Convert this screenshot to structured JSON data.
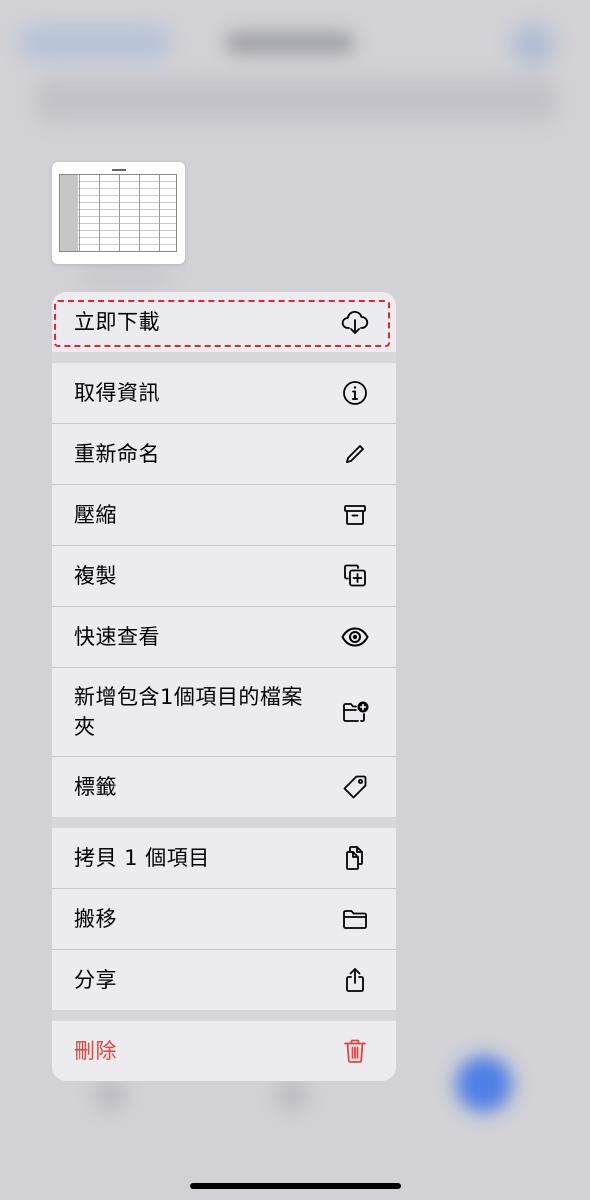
{
  "menu": {
    "download_now": "立即下載",
    "get_info": "取得資訊",
    "rename": "重新命名",
    "compress": "壓縮",
    "duplicate": "複製",
    "quick_look": "快速查看",
    "new_folder_line1": "新增包含1個項目的檔案",
    "new_folder_line2": "夾",
    "tags": "標籤",
    "copy_items": "拷貝 1 個項目",
    "move": "搬移",
    "share": "分享",
    "delete": "刪除"
  },
  "icons": {
    "download_now": "cloud-download-icon",
    "get_info": "info-icon",
    "rename": "pencil-icon",
    "compress": "archive-box-icon",
    "duplicate": "duplicate-icon",
    "quick_look": "eye-icon",
    "new_folder": "folder-plus-icon",
    "tags": "tag-icon",
    "copy_items": "documents-icon",
    "move": "folder-icon",
    "share": "share-icon",
    "delete": "trash-icon"
  },
  "colors": {
    "destructive": "#e5443a",
    "highlight": "#e5252a",
    "accent": "#4e7fe6"
  }
}
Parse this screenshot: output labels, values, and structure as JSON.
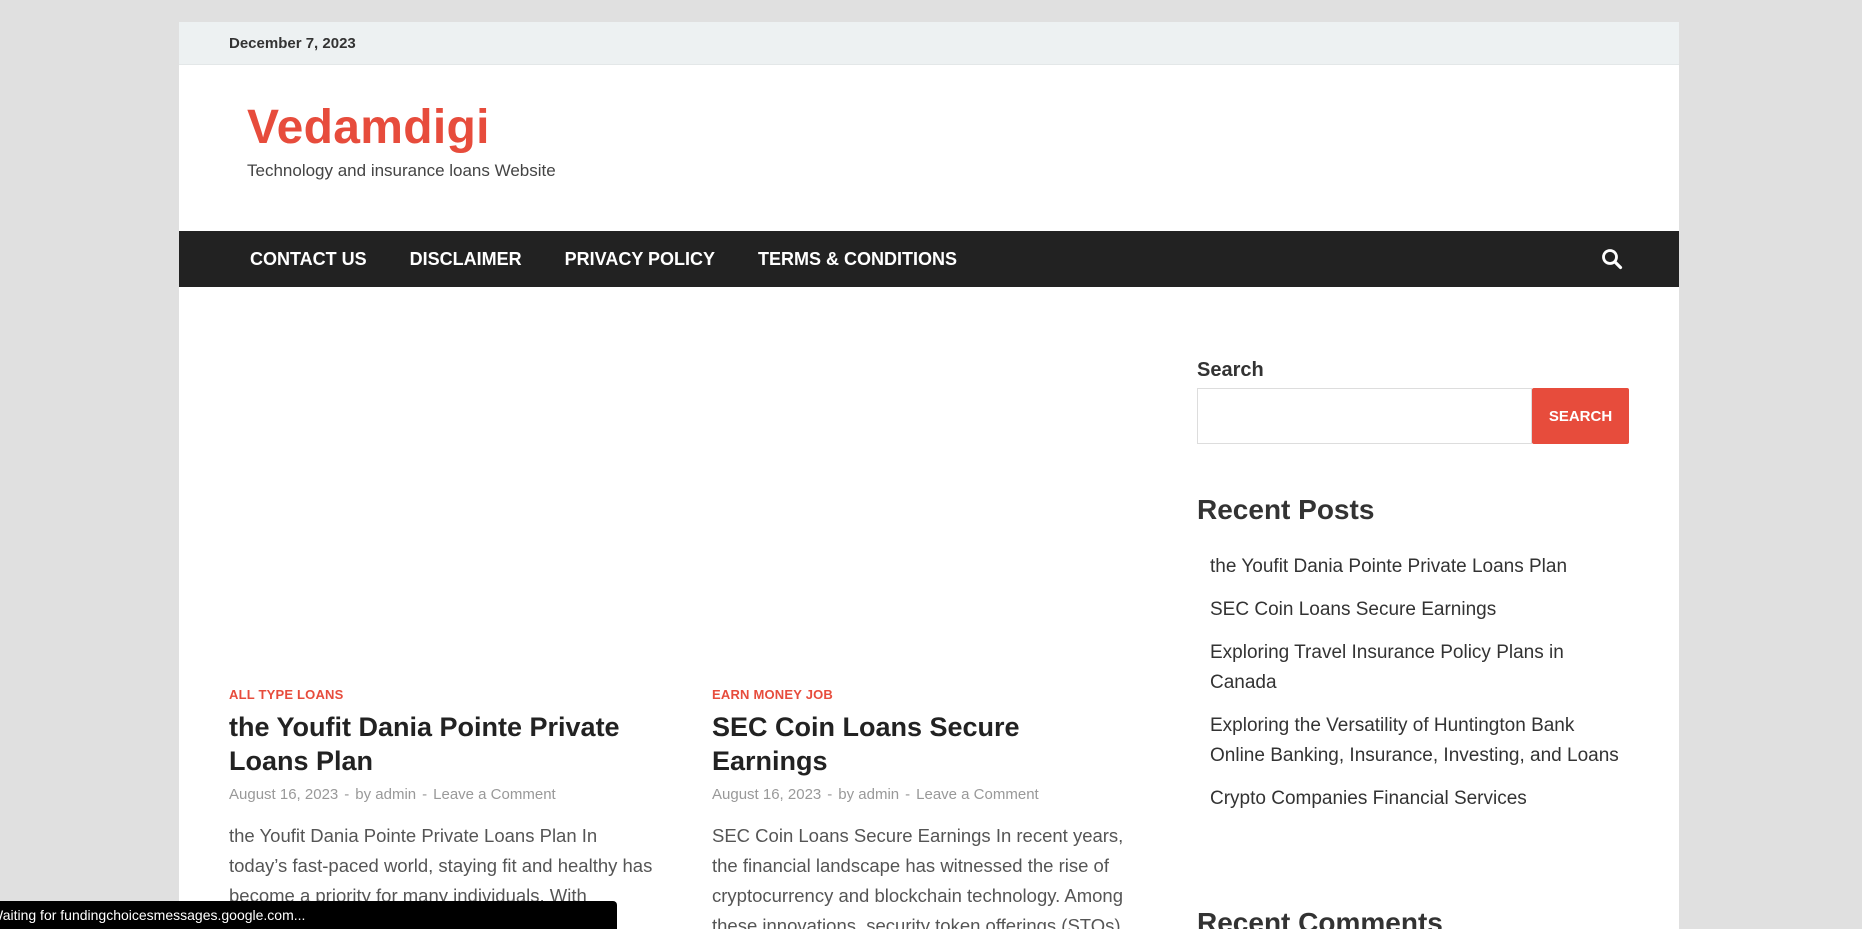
{
  "topbar": {
    "date": "December 7, 2023"
  },
  "site": {
    "title": "Vedamdigi",
    "tagline": "Technology and insurance loans Website"
  },
  "nav": {
    "items": [
      "CONTACT US",
      "DISCLAIMER",
      "PRIVACY POLICY",
      "TERMS & CONDITIONS"
    ],
    "search_icon": "search-icon"
  },
  "posts": [
    {
      "category": "ALL TYPE LOANS",
      "title": "the Youfit Dania Pointe Private Loans Plan",
      "date": "August 16, 2023",
      "author": "by admin",
      "comment_link": "Leave a Comment",
      "excerpt": "the Youfit Dania Pointe Private Loans Plan In today’s fast-paced world, staying fit and healthy has become a priority for many individuals. With"
    },
    {
      "category": "EARN MONEY JOB",
      "title": "SEC Coin Loans Secure Earnings",
      "date": "August 16, 2023",
      "author": "by admin",
      "comment_link": "Leave a Comment",
      "excerpt": "SEC Coin Loans Secure Earnings In recent years, the financial landscape has witnessed the rise of cryptocurrency and blockchain technology. Among these innovations, security token offerings (STOs) have gained significant …"
    }
  ],
  "meta_separator": "-",
  "sidebar": {
    "search_label": "Search",
    "search_value": "",
    "search_button": "SEARCH",
    "recent_posts_title": "Recent Posts",
    "recent_posts": [
      "the Youfit Dania Pointe Private Loans Plan",
      "SEC Coin Loans Secure Earnings",
      "Exploring Travel Insurance Policy Plans in Canada",
      "Exploring the Versatility of Huntington Bank Online Banking, Insurance, Investing, and Loans",
      "Crypto Companies Financial Services"
    ],
    "recent_comments_title": "Recent Comments"
  },
  "status_bar": {
    "text": "Waiting for fundingchoicesmessages.google.com..."
  },
  "colors": {
    "accent": "#e74c3c",
    "navbar": "#222222",
    "topbar": "#edf1f2",
    "page_bg": "#e0e0e0"
  }
}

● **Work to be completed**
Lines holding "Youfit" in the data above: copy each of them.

● **Task output**
      "title": "the Youfit Dania Pointe Private Loans Plan",
      "excerpt": "the Youfit Dania Pointe Private Loans Plan In today’s fast-paced world, staying fit and healthy has become a priority for many individuals. With"
      "the Youfit Dania Pointe Private Loans Plan",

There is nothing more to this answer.